Last year, when I visited Belgrade, I was shocked to see bombed buildings in the city centre, untouched since the Nato air attacks seven years earlier; I was even more shocked by the sour defensiveness of the people I talked to, who wanted to know why the world keeps picking on Serbia. In its most extreme form, this becomes historical revisionism on a grand scale; I was told that Serbia had only ever acted in self-defence, that Slobodan Milosevic was entirely a creation of the Americans, and that he was manipulated by his wife Mira Markovic, who was supposedly a Serbian Lady Macbeth.

Every now and then, a nation embraces pariah status. Battered by years of war and sanctions, the Serbs hug slights and grievances to themselves while their country decays around them. In Belgrade, great national museums and theatres are closed, their basements flooded; I was the only visitor in the Museum of Modern Art, once the pride of Tito's Yugoslavia, where a row of sullen employees refused to sell me a postcard. In the countryside, poverty is widespread and people have been reduced to subsistence farming. Many of them repeat the official line that it's all somebody else's fault and dream of past glories instead of confronting present reality.

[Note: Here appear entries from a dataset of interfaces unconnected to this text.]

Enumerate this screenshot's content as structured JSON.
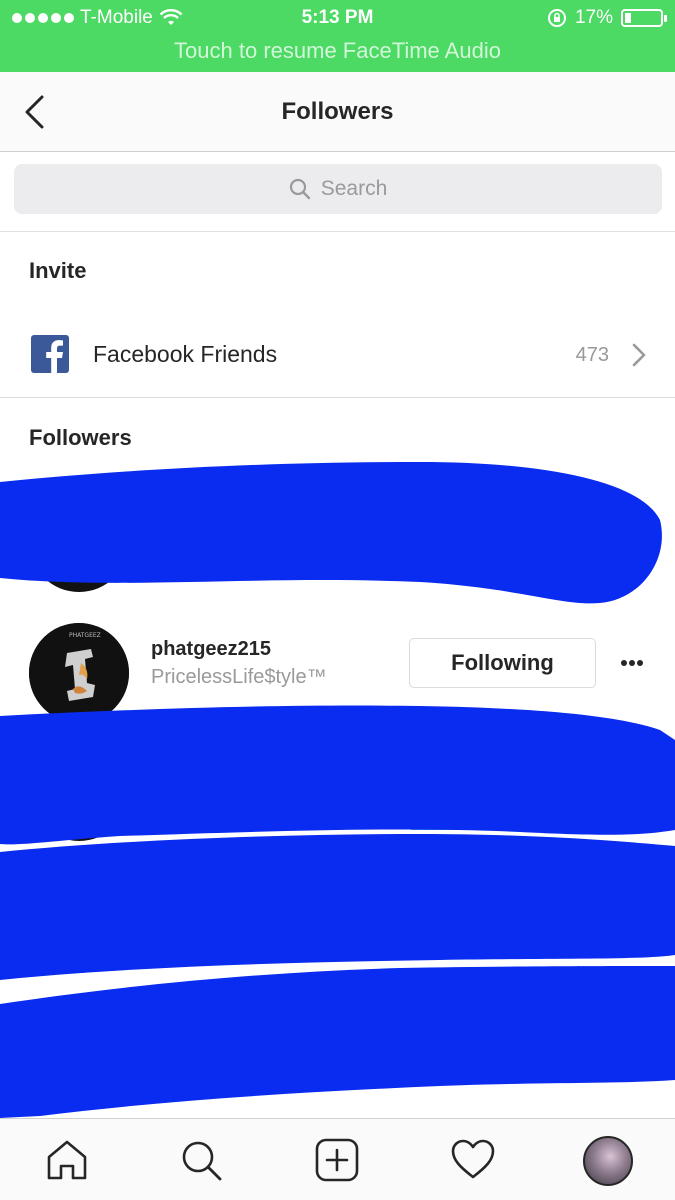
{
  "status_bar": {
    "carrier": "T-Mobile",
    "time": "5:13 PM",
    "battery": "17%",
    "battery_level": 0.17,
    "banner": "Touch to resume FaceTime Audio"
  },
  "nav": {
    "title": "Followers",
    "back_icon": "chevron-left-icon"
  },
  "search": {
    "placeholder": "Search"
  },
  "invite": {
    "heading": "Invite",
    "facebook": {
      "label": "Facebook Friends",
      "count": "473"
    }
  },
  "followers": {
    "heading": "Followers",
    "items": [
      {
        "username": "phatgeez215",
        "full_name": "PricelessLife$tyle™",
        "button": "Following"
      }
    ]
  },
  "tabbar": {
    "icons": [
      "home-icon",
      "search-icon",
      "add-post-icon",
      "heart-icon",
      "profile-avatar"
    ]
  },
  "colors": {
    "status_green": "#4cd964",
    "redaction_blue": "#0a2cf0",
    "follow_blue": "#3897f0",
    "facebook_blue": "#3b5998"
  }
}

In that sense, Serbia reminds me of a husband who spends years beating his wife, only to react with shock and rage when she leaves him. The government's rhetoric, about doing everything short of armed conflict to prevent Kosovan independence, demonstrates that it's still in a state of denial and the limits of democratic politics. No Serbian politician could be elected at the moment on a platform of letting Kosovo go and repairing Serbia's relations with the rest of Europe; apart from anything else, that would mean handing over a pair of war criminals, Radovan Karadzic and Ratko Mladic, who are still regarded in some quarters as heroes.

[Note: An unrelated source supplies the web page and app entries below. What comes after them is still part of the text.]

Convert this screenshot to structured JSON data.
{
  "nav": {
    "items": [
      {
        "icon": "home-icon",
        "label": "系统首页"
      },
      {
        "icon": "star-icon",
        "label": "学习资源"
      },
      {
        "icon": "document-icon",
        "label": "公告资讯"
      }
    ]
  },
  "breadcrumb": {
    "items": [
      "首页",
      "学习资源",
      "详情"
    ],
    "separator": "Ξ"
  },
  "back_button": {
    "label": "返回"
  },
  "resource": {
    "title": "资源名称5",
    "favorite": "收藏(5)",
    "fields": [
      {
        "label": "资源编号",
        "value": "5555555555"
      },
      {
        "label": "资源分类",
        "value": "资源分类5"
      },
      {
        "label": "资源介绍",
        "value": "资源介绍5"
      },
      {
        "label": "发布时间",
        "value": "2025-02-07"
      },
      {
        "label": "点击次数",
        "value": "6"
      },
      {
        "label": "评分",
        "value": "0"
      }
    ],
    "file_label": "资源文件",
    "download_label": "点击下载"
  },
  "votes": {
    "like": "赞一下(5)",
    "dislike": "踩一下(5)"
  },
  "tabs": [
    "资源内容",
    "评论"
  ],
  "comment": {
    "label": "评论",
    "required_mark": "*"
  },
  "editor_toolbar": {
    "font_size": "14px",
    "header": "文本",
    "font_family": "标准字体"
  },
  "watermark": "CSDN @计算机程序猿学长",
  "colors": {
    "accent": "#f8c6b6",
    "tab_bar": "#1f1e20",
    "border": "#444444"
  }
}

On the other hand, ordinary Serbs don't have to look very far to see the benefits of EU membership, and the prospect of a return to economic prosperity is the one thing that might persuade them to stop dwelling on the past. If Robin Cook were still with us, I'm sure he'd tell the Serbian government that independence for Kosovo is the first step on Serbia's road to rehabilitation in the international community. It may be hard for Serbia to swallow, but the road from Brussels to Belgrade lies through Pristina.